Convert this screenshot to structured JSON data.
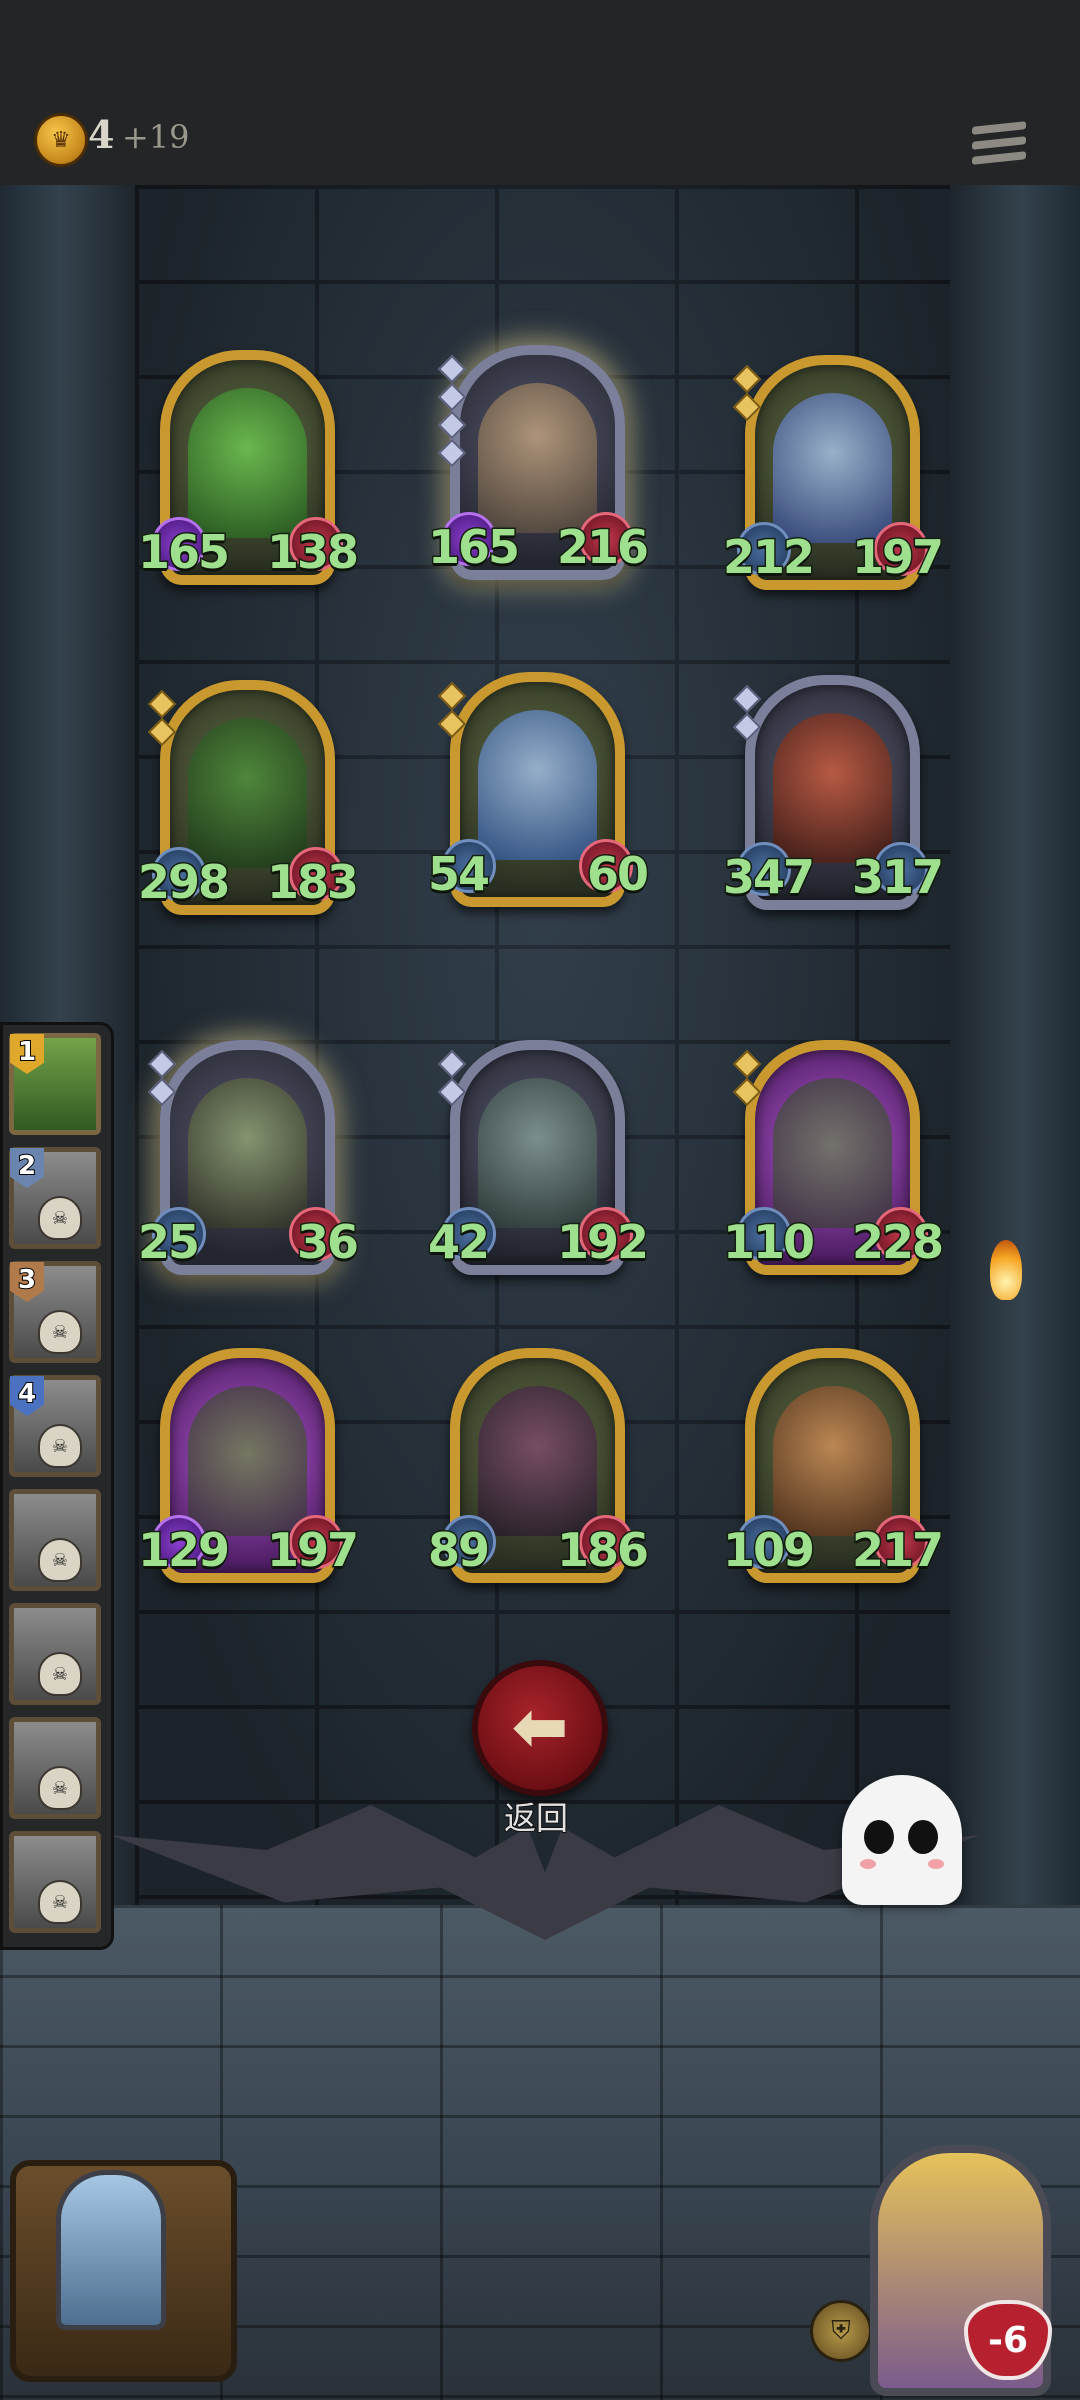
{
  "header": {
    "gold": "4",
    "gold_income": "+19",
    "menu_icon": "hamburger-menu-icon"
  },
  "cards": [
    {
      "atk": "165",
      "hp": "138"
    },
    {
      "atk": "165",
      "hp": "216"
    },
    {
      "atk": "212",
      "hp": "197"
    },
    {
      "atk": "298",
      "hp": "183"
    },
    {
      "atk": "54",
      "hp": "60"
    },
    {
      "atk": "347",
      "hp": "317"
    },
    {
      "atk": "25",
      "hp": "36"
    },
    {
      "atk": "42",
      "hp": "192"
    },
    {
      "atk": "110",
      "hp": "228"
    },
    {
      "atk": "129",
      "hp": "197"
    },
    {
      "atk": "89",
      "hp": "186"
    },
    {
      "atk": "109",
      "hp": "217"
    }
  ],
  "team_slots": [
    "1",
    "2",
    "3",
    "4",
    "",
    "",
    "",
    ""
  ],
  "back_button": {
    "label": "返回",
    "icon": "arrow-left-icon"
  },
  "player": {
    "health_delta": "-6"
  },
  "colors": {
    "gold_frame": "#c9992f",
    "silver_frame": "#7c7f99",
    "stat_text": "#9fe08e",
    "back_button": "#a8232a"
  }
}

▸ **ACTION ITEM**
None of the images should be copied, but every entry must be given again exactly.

▸ **ANSWER FOR THIS EXERCISE**
Convert this screenshot to structured JSON data.
{
  "header": {
    "gold": "4",
    "gold_income": "+19",
    "menu_icon": "hamburger-menu-icon"
  },
  "cards": [
    {
      "atk": "165",
      "hp": "138"
    },
    {
      "atk": "165",
      "hp": "216"
    },
    {
      "atk": "212",
      "hp": "197"
    },
    {
      "atk": "298",
      "hp": "183"
    },
    {
      "atk": "54",
      "hp": "60"
    },
    {
      "atk": "347",
      "hp": "317"
    },
    {
      "atk": "25",
      "hp": "36"
    },
    {
      "atk": "42",
      "hp": "192"
    },
    {
      "atk": "110",
      "hp": "228"
    },
    {
      "atk": "129",
      "hp": "197"
    },
    {
      "atk": "89",
      "hp": "186"
    },
    {
      "atk": "109",
      "hp": "217"
    }
  ],
  "team_slots": [
    "1",
    "2",
    "3",
    "4",
    "",
    "",
    "",
    ""
  ],
  "back_button": {
    "label": "返回",
    "icon": "arrow-left-icon"
  },
  "player": {
    "health_delta": "-6"
  },
  "colors": {
    "gold_frame": "#c9992f",
    "silver_frame": "#7c7f99",
    "stat_text": "#9fe08e",
    "back_button": "#a8232a"
  }
}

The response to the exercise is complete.